» Directions for this task
Leave out the images and repeat every entry below exactly.

+ + + + +

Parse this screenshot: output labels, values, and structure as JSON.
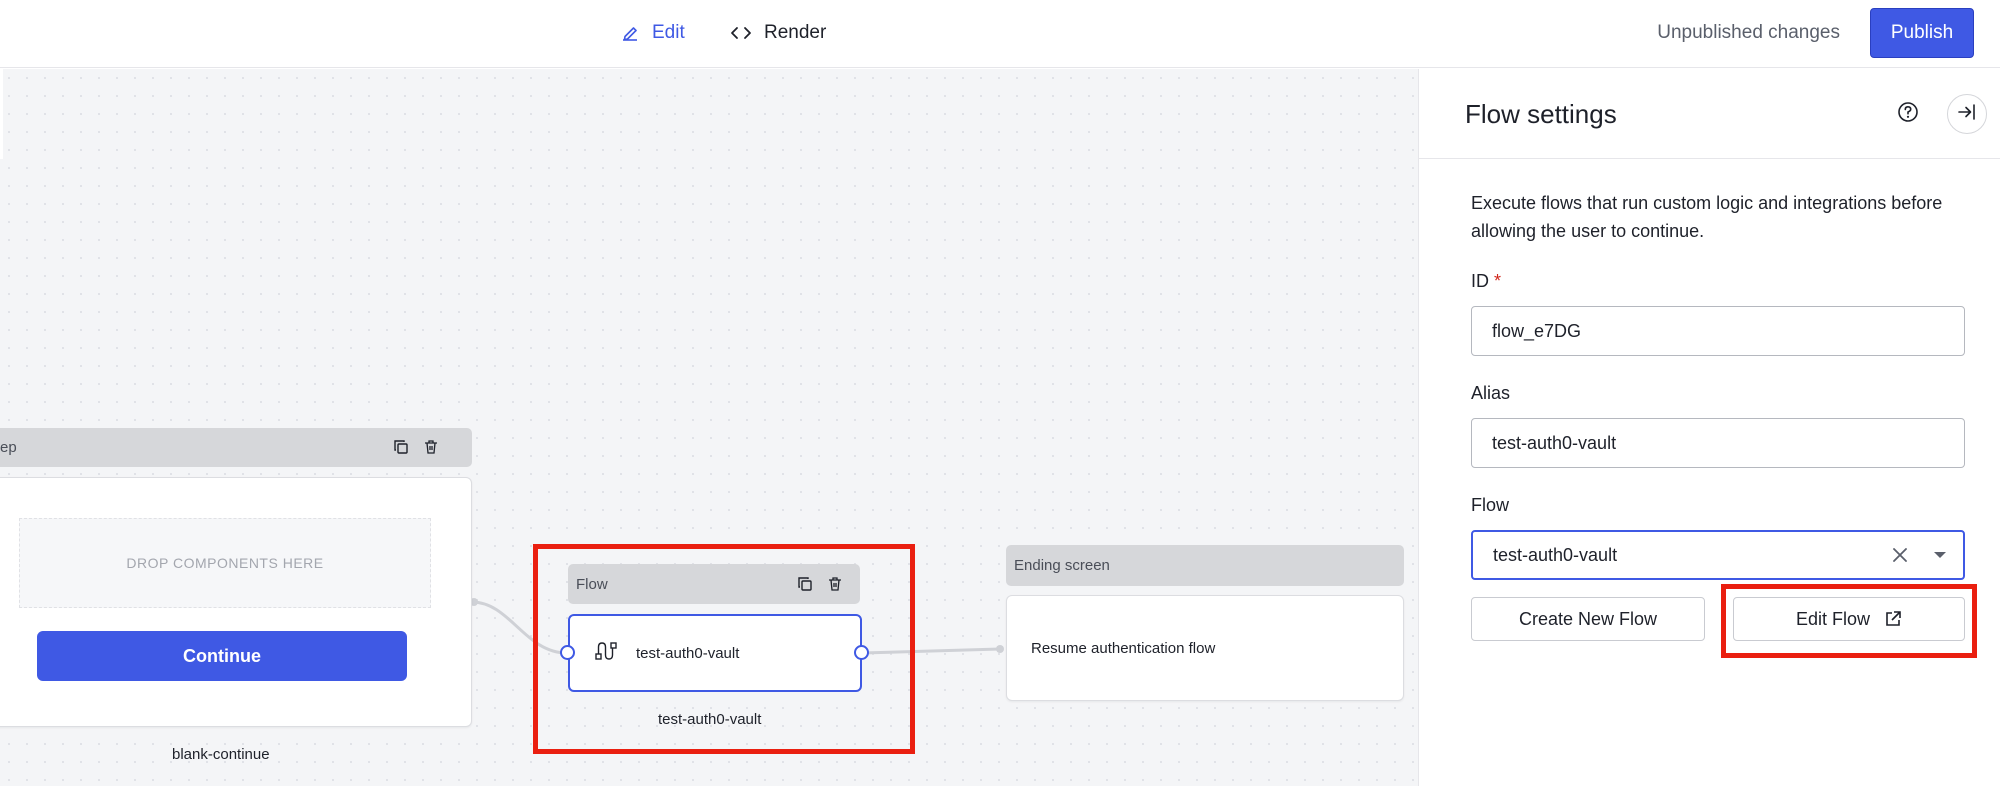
{
  "topbar": {
    "tabs": [
      {
        "label": "Edit",
        "icon": "pencil-icon",
        "active": true
      },
      {
        "label": "Render",
        "icon": "code-icon",
        "active": false
      }
    ],
    "status_text": "Unpublished changes",
    "publish_label": "Publish"
  },
  "canvas": {
    "step_node": {
      "title_partial": "ep",
      "dropzone_text": "DROP COMPONENTS HERE",
      "button_label": "Continue",
      "caption": "blank-continue"
    },
    "flow_node": {
      "header": "Flow",
      "label": "test-auth0-vault",
      "caption": "test-auth0-vault"
    },
    "ending_node": {
      "header": "Ending screen",
      "body": "Resume authentication flow"
    }
  },
  "panel": {
    "title": "Flow settings",
    "description": "Execute flows that run custom logic and integrations before allowing the user to continue.",
    "fields": {
      "id": {
        "label": "ID",
        "required_mark": "*",
        "value": "flow_e7DG"
      },
      "alias": {
        "label": "Alias",
        "value": "test-auth0-vault"
      },
      "flow": {
        "label": "Flow",
        "value": "test-auth0-vault"
      }
    },
    "buttons": {
      "create": "Create New Flow",
      "edit": "Edit Flow"
    }
  },
  "colors": {
    "accent": "#3f59e4",
    "highlight": "#ea1f10",
    "canvas": "#f4f5f7"
  }
}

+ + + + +

» Completed exercise
Parse this screenshot: output labels, values, and structure as JSON.
{
  "topbar": {
    "tabs": [
      {
        "label": "Edit",
        "icon": "pencil-icon",
        "active": true
      },
      {
        "label": "Render",
        "icon": "code-icon",
        "active": false
      }
    ],
    "status_text": "Unpublished changes",
    "publish_label": "Publish"
  },
  "canvas": {
    "step_node": {
      "title_partial": "ep",
      "dropzone_text": "DROP COMPONENTS HERE",
      "button_label": "Continue",
      "caption": "blank-continue"
    },
    "flow_node": {
      "header": "Flow",
      "label": "test-auth0-vault",
      "caption": "test-auth0-vault"
    },
    "ending_node": {
      "header": "Ending screen",
      "body": "Resume authentication flow"
    }
  },
  "panel": {
    "title": "Flow settings",
    "description": "Execute flows that run custom logic and integrations before allowing the user to continue.",
    "fields": {
      "id": {
        "label": "ID",
        "required_mark": "*",
        "value": "flow_e7DG"
      },
      "alias": {
        "label": "Alias",
        "value": "test-auth0-vault"
      },
      "flow": {
        "label": "Flow",
        "value": "test-auth0-vault"
      }
    },
    "buttons": {
      "create": "Create New Flow",
      "edit": "Edit Flow"
    }
  },
  "colors": {
    "accent": "#3f59e4",
    "highlight": "#ea1f10",
    "canvas": "#f4f5f7"
  }
}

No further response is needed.